Over the next few weeks, stress got the better of me somewhat – the inevitable result of dealing with two different legal systems – but somehow we completed our sale in time to make a proper offer on the house. We accepted that we wouldn’t win, and started to imagine life in the third house; not so bad, really. Then our offer was accepted.
(We will be joining our younger daughter at the Village Lunch in about an hour – it’s a sort of coffee morning, with soup and biscuits, which anyone can go to, and they do; from young families with babies, to the majority of the older children at the local primary school – including our newly settled-in daughter – right up to the oldest, most established pillars of the community. It’s only our second time; but we already feel part of village life.)
After less than a month in our new house, in our new village, in our new country, we are starting to realise we are not on some idyllic holiday out in the countryside, but part of a thriving, friendly community. All the boxes are unpacked – one psychological bind already cast off – and I have been planting seeds to at least give us some extra food come the autumn.

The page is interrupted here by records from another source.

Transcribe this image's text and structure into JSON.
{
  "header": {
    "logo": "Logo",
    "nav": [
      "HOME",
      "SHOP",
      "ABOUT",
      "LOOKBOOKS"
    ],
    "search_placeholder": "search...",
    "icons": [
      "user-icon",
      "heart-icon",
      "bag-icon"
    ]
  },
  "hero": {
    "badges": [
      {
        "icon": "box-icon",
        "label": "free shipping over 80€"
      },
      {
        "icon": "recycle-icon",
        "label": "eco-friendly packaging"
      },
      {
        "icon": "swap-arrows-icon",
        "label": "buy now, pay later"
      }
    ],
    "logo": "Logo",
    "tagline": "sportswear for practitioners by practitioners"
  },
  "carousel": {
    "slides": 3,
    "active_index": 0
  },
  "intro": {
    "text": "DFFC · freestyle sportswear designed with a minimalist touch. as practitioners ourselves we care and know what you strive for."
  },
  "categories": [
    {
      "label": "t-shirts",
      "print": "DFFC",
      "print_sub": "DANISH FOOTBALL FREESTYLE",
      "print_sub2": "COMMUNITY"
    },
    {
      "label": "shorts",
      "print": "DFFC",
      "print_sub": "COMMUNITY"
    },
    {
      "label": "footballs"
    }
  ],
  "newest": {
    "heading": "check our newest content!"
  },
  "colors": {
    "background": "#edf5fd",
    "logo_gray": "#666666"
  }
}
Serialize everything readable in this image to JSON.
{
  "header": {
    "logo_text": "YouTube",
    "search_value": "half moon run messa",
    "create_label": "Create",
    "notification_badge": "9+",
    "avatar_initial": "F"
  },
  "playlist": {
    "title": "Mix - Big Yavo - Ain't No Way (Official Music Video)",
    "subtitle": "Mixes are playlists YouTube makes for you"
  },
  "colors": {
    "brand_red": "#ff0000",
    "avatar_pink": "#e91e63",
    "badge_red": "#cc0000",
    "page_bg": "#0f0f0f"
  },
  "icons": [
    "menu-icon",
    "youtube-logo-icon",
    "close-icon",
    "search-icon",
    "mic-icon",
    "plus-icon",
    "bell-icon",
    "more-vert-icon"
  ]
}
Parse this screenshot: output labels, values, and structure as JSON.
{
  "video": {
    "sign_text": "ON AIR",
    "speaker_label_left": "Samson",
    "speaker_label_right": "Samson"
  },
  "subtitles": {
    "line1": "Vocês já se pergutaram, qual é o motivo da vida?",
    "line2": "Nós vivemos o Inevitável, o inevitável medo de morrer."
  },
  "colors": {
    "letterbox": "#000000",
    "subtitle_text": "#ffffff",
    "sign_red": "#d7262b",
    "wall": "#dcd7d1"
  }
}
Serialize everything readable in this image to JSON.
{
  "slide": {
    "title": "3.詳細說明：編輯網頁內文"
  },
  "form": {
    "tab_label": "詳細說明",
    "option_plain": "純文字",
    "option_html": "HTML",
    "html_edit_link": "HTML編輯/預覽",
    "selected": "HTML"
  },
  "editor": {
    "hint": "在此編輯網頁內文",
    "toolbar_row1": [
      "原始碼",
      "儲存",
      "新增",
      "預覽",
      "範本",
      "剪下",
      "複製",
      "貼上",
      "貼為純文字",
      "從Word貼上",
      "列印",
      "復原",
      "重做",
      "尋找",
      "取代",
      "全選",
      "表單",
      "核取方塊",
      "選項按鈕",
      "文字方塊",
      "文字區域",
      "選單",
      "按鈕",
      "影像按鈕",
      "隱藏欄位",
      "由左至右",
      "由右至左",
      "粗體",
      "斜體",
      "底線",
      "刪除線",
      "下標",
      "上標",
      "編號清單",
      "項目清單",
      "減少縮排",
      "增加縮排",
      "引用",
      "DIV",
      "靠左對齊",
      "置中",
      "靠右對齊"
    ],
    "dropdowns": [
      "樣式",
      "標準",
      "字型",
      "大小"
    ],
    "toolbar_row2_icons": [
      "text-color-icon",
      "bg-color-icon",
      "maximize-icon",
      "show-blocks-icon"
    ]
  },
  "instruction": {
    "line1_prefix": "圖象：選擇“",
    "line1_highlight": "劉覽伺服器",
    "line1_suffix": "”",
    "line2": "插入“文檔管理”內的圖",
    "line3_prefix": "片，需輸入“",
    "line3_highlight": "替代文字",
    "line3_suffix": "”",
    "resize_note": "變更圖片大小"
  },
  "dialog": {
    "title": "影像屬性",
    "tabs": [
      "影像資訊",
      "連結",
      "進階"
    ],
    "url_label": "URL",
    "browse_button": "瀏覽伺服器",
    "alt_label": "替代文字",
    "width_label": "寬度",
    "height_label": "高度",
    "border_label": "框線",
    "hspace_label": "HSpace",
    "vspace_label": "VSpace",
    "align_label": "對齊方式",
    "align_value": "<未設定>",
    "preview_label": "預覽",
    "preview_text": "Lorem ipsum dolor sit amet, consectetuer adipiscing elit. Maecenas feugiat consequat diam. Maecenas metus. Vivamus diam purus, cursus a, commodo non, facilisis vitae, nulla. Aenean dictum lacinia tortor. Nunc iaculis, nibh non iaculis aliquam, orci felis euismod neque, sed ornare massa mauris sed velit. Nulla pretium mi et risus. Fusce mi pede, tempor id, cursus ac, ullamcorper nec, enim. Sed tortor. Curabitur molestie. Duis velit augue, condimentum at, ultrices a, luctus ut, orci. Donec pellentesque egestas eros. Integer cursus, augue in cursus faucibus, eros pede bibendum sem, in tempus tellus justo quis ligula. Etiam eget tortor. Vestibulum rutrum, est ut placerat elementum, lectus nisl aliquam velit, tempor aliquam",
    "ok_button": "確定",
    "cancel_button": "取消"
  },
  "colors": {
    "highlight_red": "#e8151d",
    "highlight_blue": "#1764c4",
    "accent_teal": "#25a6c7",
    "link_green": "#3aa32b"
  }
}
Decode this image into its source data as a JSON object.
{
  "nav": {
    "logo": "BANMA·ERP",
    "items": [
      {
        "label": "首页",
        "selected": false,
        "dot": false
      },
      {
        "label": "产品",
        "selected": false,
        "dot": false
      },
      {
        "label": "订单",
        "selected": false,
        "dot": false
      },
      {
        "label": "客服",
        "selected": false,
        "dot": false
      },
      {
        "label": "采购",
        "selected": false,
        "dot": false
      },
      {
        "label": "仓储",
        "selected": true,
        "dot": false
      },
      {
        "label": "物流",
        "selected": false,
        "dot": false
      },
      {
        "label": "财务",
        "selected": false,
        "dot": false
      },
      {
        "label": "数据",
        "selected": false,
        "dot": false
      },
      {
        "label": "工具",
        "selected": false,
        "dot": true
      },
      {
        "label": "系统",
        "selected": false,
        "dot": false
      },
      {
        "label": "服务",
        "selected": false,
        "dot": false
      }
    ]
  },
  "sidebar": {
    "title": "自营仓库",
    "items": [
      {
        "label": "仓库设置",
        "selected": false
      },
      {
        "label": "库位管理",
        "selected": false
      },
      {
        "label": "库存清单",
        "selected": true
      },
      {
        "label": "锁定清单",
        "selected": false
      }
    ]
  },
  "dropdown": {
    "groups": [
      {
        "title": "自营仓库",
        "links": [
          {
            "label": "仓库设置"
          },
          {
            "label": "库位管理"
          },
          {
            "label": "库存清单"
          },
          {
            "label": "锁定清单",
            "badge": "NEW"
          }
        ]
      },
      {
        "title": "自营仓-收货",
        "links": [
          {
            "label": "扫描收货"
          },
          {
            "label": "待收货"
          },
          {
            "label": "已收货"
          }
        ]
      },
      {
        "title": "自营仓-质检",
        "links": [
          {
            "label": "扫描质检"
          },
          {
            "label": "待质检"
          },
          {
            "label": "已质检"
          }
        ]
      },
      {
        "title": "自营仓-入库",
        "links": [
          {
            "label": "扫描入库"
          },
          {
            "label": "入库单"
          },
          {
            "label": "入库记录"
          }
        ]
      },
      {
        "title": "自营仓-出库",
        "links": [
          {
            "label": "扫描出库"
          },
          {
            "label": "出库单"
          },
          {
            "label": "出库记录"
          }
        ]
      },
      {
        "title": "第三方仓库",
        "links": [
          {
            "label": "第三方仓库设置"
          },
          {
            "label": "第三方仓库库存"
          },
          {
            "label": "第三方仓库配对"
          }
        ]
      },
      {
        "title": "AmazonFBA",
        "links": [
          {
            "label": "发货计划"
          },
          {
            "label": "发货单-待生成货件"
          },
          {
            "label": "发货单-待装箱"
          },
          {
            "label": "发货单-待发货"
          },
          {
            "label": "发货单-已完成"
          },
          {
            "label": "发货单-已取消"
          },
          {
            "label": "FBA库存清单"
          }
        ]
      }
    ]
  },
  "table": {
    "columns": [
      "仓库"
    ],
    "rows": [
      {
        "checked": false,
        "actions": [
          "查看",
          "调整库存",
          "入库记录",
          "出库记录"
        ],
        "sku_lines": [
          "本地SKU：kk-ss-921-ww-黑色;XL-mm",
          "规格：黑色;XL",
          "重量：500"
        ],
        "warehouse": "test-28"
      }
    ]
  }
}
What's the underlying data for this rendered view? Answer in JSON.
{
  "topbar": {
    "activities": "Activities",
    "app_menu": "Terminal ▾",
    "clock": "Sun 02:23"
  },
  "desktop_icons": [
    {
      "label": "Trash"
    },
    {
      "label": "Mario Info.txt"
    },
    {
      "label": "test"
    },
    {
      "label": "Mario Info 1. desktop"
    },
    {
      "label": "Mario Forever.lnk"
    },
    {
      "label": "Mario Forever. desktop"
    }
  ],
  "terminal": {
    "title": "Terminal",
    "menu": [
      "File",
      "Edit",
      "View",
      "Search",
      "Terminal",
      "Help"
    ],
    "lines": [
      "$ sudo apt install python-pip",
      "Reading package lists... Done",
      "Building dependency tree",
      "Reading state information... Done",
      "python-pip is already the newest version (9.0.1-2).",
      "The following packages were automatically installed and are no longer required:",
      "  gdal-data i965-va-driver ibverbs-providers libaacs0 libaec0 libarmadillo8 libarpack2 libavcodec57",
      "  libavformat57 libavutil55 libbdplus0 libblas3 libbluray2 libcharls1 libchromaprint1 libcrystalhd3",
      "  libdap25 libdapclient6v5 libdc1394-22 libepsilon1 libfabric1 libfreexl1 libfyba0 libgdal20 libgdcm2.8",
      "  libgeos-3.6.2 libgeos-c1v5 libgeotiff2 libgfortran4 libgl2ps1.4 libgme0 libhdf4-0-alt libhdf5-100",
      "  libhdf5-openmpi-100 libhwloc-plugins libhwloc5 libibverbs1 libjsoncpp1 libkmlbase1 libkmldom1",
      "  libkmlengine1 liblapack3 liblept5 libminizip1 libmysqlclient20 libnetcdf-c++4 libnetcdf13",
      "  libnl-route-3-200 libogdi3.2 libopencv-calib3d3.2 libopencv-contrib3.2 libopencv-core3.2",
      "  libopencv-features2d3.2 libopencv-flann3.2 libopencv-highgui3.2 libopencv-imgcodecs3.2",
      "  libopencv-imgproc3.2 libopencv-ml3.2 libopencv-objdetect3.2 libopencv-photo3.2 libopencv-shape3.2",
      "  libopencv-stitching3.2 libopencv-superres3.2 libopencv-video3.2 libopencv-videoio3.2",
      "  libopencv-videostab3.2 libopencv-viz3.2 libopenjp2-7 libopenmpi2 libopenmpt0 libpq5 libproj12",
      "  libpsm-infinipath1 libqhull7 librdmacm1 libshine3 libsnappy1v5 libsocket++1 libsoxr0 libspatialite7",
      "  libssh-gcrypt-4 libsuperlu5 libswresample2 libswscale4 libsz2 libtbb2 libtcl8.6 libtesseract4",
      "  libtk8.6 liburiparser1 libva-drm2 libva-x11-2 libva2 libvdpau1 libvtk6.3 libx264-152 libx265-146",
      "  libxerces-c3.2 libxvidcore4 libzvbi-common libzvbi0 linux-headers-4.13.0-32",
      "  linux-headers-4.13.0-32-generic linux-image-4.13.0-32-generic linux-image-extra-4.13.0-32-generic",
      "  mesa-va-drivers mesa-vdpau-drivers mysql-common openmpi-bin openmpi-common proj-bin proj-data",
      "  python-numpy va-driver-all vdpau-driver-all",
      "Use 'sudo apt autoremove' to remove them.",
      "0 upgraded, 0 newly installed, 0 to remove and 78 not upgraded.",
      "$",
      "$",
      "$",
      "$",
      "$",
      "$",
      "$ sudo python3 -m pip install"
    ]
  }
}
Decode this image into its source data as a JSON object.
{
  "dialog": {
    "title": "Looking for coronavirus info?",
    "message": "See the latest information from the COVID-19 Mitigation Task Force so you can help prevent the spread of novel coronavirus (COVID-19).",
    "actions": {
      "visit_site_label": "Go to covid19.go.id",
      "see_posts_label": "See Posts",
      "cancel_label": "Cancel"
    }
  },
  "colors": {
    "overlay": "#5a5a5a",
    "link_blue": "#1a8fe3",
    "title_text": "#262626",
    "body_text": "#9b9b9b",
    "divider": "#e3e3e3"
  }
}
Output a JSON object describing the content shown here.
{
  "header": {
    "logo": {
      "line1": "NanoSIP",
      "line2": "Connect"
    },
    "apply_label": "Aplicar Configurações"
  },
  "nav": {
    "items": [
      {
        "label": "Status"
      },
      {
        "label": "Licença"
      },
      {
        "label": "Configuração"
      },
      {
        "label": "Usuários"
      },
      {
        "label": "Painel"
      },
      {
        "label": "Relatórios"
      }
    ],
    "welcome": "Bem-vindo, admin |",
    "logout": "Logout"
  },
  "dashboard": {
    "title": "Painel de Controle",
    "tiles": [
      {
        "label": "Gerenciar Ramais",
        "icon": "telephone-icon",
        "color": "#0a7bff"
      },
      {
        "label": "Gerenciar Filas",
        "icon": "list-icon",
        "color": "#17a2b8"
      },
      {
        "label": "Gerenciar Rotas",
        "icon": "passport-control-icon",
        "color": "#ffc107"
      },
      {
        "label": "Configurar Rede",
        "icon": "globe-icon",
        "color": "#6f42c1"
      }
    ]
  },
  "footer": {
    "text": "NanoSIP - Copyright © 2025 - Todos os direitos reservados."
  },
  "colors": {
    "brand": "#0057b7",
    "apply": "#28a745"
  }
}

At night, when we manage to gather enough wood, there is a fire burning in the front room taking a small burden off the local gas supply; and if we look out of the windows just as dusk takes hold, bats can be seen flitting across the sky, taking tiny insects from the air in their hundreds.
Time has passed since I started this essay – a few days in fact, because there are so many jobs to do at the moment – so now I tap away in the kitchen while my wife looks over paperwork and my younger daughter reads in her bedroom, having returned from the local junior school a few minutes ago. An interesting array of sounds disturbs the peace; not in some cacophonous rage, but like a gentle swatch of contrasting colours: the quiet hum of the fan on the laptop; the movement of feet and softly clanking door catches as people move around the house; birds, always birds, full of sounds constantly defying simile; and my own breath.
This is my beauty – not some civilised artefact conjured up as a commodity to appease whatever is currently in favour, but a personal beauty that defies description. Like the insects pursued by bats in the dusk light, real beauty only stays for a moment before moving on, changing, pulling at the emotions for a heartbeat then diving away to be found again some other day.
I am struggling to work out what it is that makes this beauty so much more real than anything we purposefully seek; what it is that so harmoniously matches our desire for the apparently unknowable. I can only conclude that it is that very transient nature – the ever-changing, never static fluidity of the world we inhabit – that, for a split-second presents us with a truth that shouts: “I am the now!”
Does that make sense? To put it another way: what feels best of all? Think of the moments where everything comes together just right, so that a sense of purpose, contentment and security combine with a breathless freefall...and then it is gone and you are left with a feeling that you have experienced something that must be the truth.
Hush! There is a whisper in the air;
A fluttering light, a touch so soft,
A pungent scent, a time so rare.
It fills your head and heart with truth,
With beauty, with life. Then blink!
The whisper is gone...for now.
Someone bring me that poet.